Beta-amyloid and plaques: In the initial event that leads to AD, part of the neuron that normally helps promote neuron growth and survival breaks down in an abnormal way to produce a toxic protein called beta-amyloid. Beta-amyloid clumps (oligomers) appear to be the most toxic form of the protein. Beta-amyloid damages neurons in at least two ways. It affects the neuron's receptor for a particular neurotransmitter, and that, in turn, interferes with the cell’s ability to function and send messages to other neurons. Beta-amyloid also interferes with another protein that is important for neurons to respond to signals in the hippocampus, a part of the brain that is very important in memory. As the neuron's function is reduced, less of the neurotransmitters are produced and communication between neurons is decreased.

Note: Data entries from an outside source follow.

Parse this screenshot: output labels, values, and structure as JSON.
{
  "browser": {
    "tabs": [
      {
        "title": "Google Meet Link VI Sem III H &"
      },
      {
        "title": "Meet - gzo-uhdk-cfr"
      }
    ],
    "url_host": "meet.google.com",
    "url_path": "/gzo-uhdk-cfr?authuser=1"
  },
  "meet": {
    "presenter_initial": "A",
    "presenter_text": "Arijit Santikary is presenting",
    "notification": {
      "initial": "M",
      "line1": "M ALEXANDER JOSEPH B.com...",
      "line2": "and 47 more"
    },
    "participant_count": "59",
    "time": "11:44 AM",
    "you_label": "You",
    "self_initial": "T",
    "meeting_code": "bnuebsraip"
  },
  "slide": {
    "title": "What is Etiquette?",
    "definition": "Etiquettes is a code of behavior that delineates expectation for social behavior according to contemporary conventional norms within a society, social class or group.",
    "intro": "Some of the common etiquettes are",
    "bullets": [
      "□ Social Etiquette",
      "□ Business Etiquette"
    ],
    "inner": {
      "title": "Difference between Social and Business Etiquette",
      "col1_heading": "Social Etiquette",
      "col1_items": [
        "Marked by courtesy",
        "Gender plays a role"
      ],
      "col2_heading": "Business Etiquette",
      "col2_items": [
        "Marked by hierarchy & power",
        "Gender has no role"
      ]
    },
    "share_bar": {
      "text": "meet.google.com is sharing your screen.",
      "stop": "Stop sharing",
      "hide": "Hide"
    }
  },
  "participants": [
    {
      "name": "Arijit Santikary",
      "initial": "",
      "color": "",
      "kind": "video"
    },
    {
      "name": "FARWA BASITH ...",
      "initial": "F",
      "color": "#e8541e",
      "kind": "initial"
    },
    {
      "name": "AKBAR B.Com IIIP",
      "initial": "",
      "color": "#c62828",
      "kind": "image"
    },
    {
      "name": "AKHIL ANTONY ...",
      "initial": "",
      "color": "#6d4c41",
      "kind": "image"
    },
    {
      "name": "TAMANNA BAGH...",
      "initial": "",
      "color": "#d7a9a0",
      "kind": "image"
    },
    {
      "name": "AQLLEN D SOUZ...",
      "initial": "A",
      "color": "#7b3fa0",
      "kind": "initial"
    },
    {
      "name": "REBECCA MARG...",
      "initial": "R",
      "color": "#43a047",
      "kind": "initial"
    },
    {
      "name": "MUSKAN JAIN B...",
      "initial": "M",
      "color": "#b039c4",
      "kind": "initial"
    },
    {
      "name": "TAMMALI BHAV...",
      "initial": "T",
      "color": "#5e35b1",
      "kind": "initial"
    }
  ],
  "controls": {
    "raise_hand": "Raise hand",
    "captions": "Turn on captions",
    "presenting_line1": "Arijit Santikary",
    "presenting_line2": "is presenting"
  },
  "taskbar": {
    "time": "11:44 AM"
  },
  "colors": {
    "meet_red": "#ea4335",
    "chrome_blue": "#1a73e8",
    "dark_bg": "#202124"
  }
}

The build-up of "plaques" in the brain, previously thought to be the primary cause of Alzheimer's, now appears to be the result of the damage rather than the primary cause, similar to scar tissue. Composed of protein and fibers surrounding beta-amyloid, plaques may even be an attempt to surround and protect neurons from the toxic effects of beta-amyloid. The rate at which beta-amyloid is made, degraded, or removed from the brain affects the rate at which the plaques are formed. Abnormal "tau" fragments are also found in Alzheimer's plaques.
Tau and tangles (neurofibillary tangles). An abnormal form of another protein called tau also appears to contribute to the development of Alzheimer's disease. Abnormal tau forms tangles of proteins in degenerating neurons. Researchers are currently learning about how this takes place.
Other factors. Changes in the ability to make new blood vessels in the brain or changes in the blood vessels themselves may contribute to a decreased ability to remove beta-amyloid before it causes damage. Changes in the cell cycle of neurons may also contribute to the disease process.
The result of cellular damage: When neurons cannot communicate, learning and memory are impaired. The neurons eventually die. Because of all of this damage, the brain gradually shrinks and becomes less functional, leading to many of the symptoms of dementia.
Knowledge about the cellular level of Alzheimers leads to treatments: Researchers are working to find ways to decrease the amount of beta-amyloid formed or to remove it before it can start damaging the neuron. Similarly, drugs may be developed to block damage from abnormal tau, once it is better understood. Researchers also are trying to find ways to block the progression of neuron damage once it gets started. Many current medications aim to increase the amount of neurotransmitter in the synapse between neurons or to make it more effective at helping a neuron send messages.View References
- Facts About Dementia: Overview
- Finding Dementia Care
- Getting Financial Help for Dementia Care
- Alzheimer's Disease: Introduction
- Vascular Dementia: Introduction
- Lewy Body Dementia: Introduction
- Frontotemporal Dementia: Introduction
- Other Types of Dementia
- Diagnosing Dementia
- Treating Dementia